ABOUT THIS EXERCISE:
Every record must come back unchanged, apart from the pictures, which are dropped.

DATA UNDER STUDY:
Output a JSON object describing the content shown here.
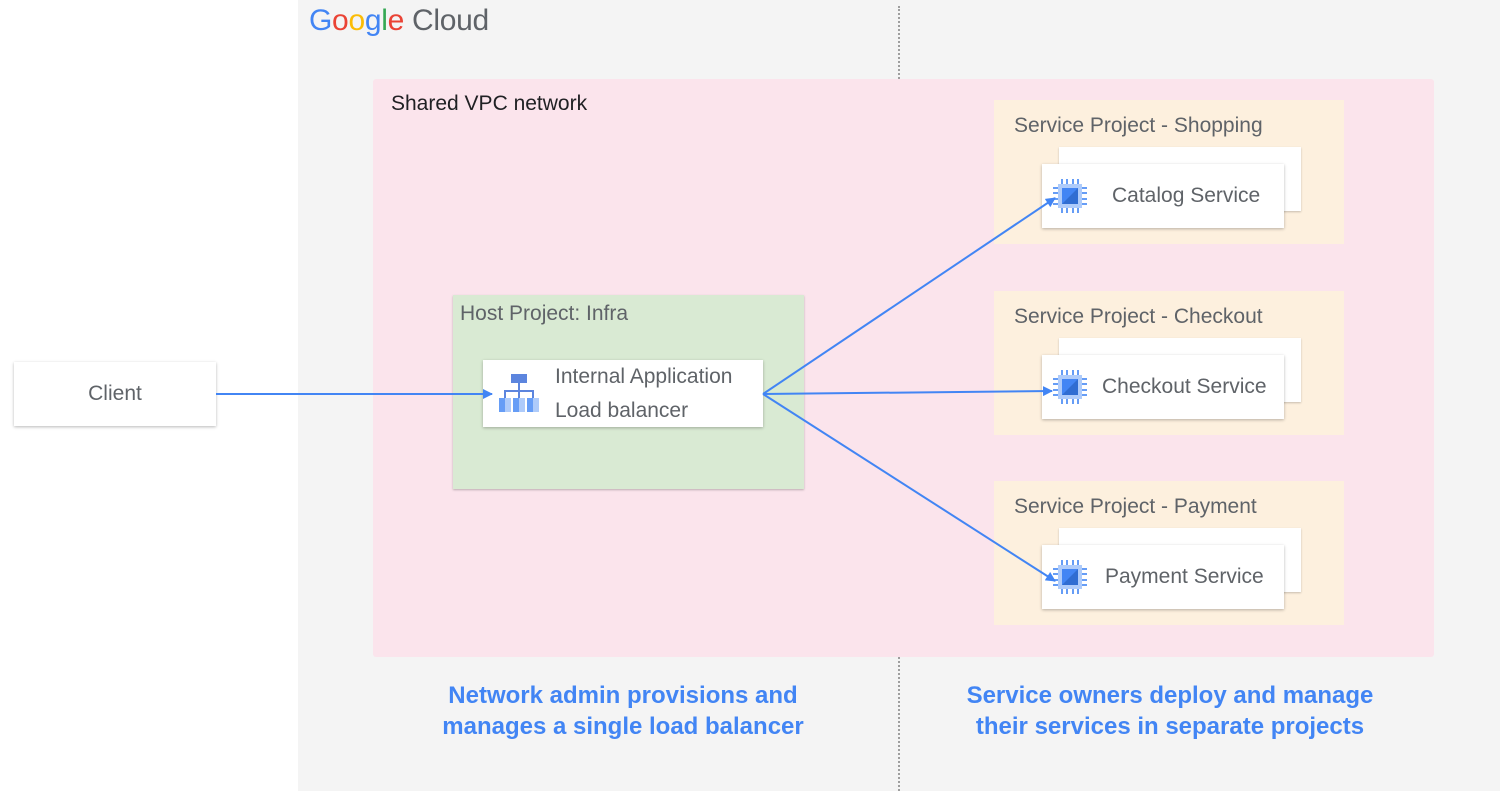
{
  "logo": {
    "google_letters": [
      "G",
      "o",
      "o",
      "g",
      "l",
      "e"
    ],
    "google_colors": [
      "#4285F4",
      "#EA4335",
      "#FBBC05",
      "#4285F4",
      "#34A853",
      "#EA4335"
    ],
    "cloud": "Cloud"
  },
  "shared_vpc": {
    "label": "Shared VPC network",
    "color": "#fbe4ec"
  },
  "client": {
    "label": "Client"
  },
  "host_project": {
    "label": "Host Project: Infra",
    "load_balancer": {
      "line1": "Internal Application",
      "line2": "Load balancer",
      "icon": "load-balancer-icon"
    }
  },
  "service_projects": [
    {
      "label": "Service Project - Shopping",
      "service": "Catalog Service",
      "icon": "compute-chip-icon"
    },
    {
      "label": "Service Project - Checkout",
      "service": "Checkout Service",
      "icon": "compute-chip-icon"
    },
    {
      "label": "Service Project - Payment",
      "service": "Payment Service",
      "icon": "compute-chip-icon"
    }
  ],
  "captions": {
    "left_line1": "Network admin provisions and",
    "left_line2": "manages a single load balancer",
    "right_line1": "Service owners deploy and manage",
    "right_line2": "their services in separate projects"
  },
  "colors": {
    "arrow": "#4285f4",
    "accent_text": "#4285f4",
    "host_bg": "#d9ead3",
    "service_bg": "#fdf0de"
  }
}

FINISHED EXERCISE:
Output a JSON object describing the content shown here.
{
  "logo": {
    "google_letters": [
      "G",
      "o",
      "o",
      "g",
      "l",
      "e"
    ],
    "google_colors": [
      "#4285F4",
      "#EA4335",
      "#FBBC05",
      "#4285F4",
      "#34A853",
      "#EA4335"
    ],
    "cloud": "Cloud"
  },
  "shared_vpc": {
    "label": "Shared VPC network",
    "color": "#fbe4ec"
  },
  "client": {
    "label": "Client"
  },
  "host_project": {
    "label": "Host Project: Infra",
    "load_balancer": {
      "line1": "Internal Application",
      "line2": "Load balancer",
      "icon": "load-balancer-icon"
    }
  },
  "service_projects": [
    {
      "label": "Service Project - Shopping",
      "service": "Catalog Service",
      "icon": "compute-chip-icon"
    },
    {
      "label": "Service Project - Checkout",
      "service": "Checkout Service",
      "icon": "compute-chip-icon"
    },
    {
      "label": "Service Project - Payment",
      "service": "Payment Service",
      "icon": "compute-chip-icon"
    }
  ],
  "captions": {
    "left_line1": "Network admin provisions and",
    "left_line2": "manages a single load balancer",
    "right_line1": "Service owners deploy and manage",
    "right_line2": "their services in separate projects"
  },
  "colors": {
    "arrow": "#4285f4",
    "accent_text": "#4285f4",
    "host_bg": "#d9ead3",
    "service_bg": "#fdf0de"
  }
}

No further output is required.